Perhaps most impressive was Leo’s heroic achievement in living a full and productive life after being stricken by his unforgiving and progressive muscular illness. He did not just stoically accept a debilitating situation, but he adroitly accommodated his daily activities and scientific pursuits so as to continue taking full advantage of his brilliant intellectual capacity. It is simply amazing that he was able to continue until his death a distinguished professional career, both working on his own and in collaboration with many others. By adding to this a piquant humor and charming his friends with insightful verses that he composed for many odd occasions, Leo was an inspiration to all his professional peers as well as to his younger colleagues.
A few of Leo’s additional sides: In his earlier years, he was an avid hiker, and remained a lover of nature, and especially the mountains, throughout his life. He was a true humanist; he appreciated and respected the many cultures found around the globe and knew that he was fortunate to have had the opportunity to experience so many of them firsthand, through his wide professional travels and his diverse relationships with students and colleagues. He very much enjoyed following the exploits of his three growing grandsons, just as he relished offering the obligatory sage advice from “grumpy gramps.” And there were few family events at which he didn’t offer a topical poem or limeric—sometimes gently gibing, but just as often wittily self-mocking—to liven up the festivities.

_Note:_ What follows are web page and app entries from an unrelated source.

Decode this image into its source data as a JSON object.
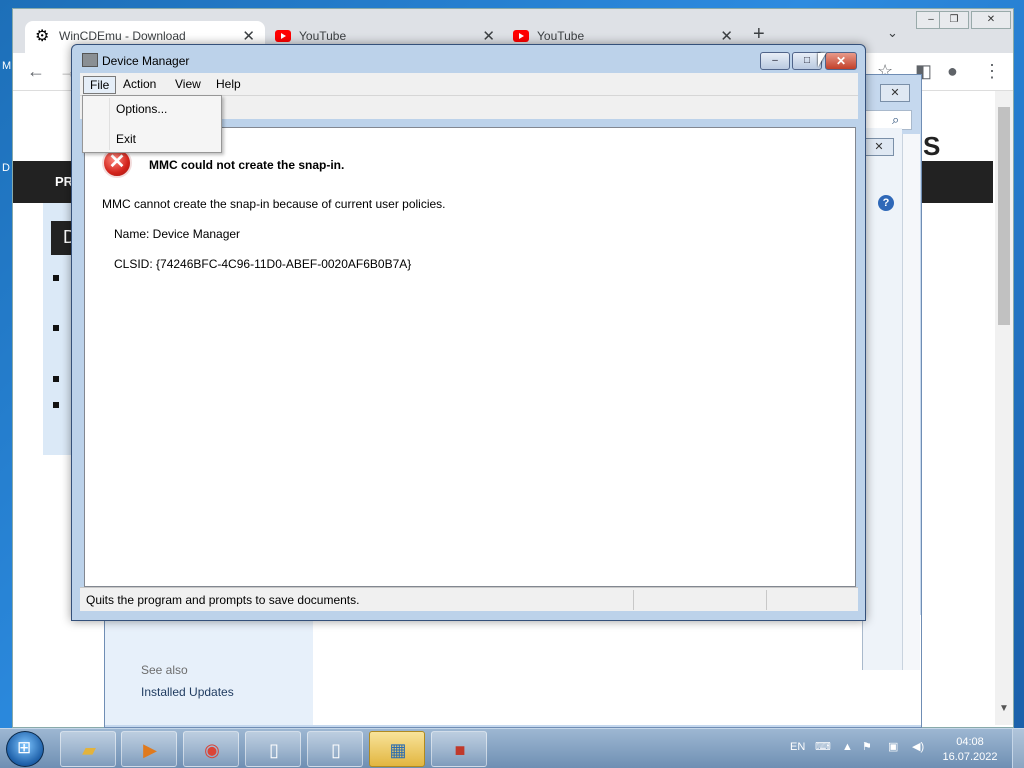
{
  "desktop": {
    "frag_top": "M",
    "frag_mid": "D"
  },
  "chrome": {
    "tabs": [
      {
        "title": "WinCDEmu - Download",
        "icon": "gear-icon"
      },
      {
        "title": "YouTube",
        "icon": "youtube-icon"
      },
      {
        "title": "YouTube",
        "icon": "youtube-icon"
      }
    ],
    "new_tab": "+",
    "tab_list": "⌄",
    "window_ctrls": {
      "minimize": "–",
      "restore": "❐",
      "close": "✕"
    },
    "toolbar": {
      "back": "←",
      "forward": "→",
      "star": "☆",
      "sidepanel": "◧",
      "profile": "●",
      "menu": "⋮"
    },
    "page": {
      "nav_text": "PR",
      "side_heading": "D",
      "logo_fragment": "S"
    }
  },
  "control_panel": {
    "close": "✕",
    "see_also": "See also",
    "installed_updates": "Installed Updates",
    "help": "?"
  },
  "device_manager": {
    "title": "Device Manager",
    "buttons": {
      "minimize": "–",
      "maximize": "□",
      "close": "✕"
    },
    "menu": [
      "File",
      "Action",
      "View",
      "Help"
    ],
    "file_menu": [
      "Options...",
      "Exit"
    ],
    "error": {
      "heading": "MMC could not create the snap-in.",
      "message": "MMC cannot create the snap-in because of current user policies.",
      "name_line": "Name: Device Manager",
      "clsid_line": "CLSID: {74246BFC-4C96-11D0-ABEF-0020AF6B0B7A}"
    },
    "status": "Quits the program and prompts to save documents."
  },
  "taskbar": {
    "language": "EN",
    "time": "04:08",
    "date": "16.07.2022",
    "apps": [
      "explorer",
      "media-player",
      "chrome",
      "notepad",
      "notepad",
      "control-panel",
      "toolbox"
    ]
  }
}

Indeed, even though English was not his native tongue, he became a real admirer and master of the language. His prose was elegant, but his poetry—whether on scientific themes or philosophical musings or family matters—was his pastime and his real pride and joy. For years he authored the “Poet’s Corner” in the IEEE Antennas and Propagation Magazine, penning rhymes about waves and computers and conferences and the comradeship of colleagues. For a symposium luncheon honoring his birthday in 1990, he wrote about himself:
You’ve been a gadfly through critique
With questions often sharp, direct.
While this may not engender love
With those who’ve worked up close with you,
Heated debates have spurred the quest
To find the route that formulates
A controversial issue best.
And as you inch along that path,
Your sparring can become intense.
Yet close encounters of this kind
Have transformed colleagues into friends.
In his later years, as his body became increasingly feeble, his mind remained sharp, engaged, and intrigued by life’s mysteries. He appreciated each day, but also was well aware of his mortality, and was moved to comment on it from time to time. The following poem, written a few years before his death at 81, provides a small window into how he contemplated his passing from the stage:
occasions like the recent one
remind those who have come of age
That surely there will be a time
When they will move from center stage.
Just how a person leaves the stage
Is often difficult to say
old soldiers, getting to that point,
They never die, they fade away.
Professors somehow do the same.
How it is done, you’ll hardly guess.
for those of us who deal with Waves,
We do not fade, we evanesce.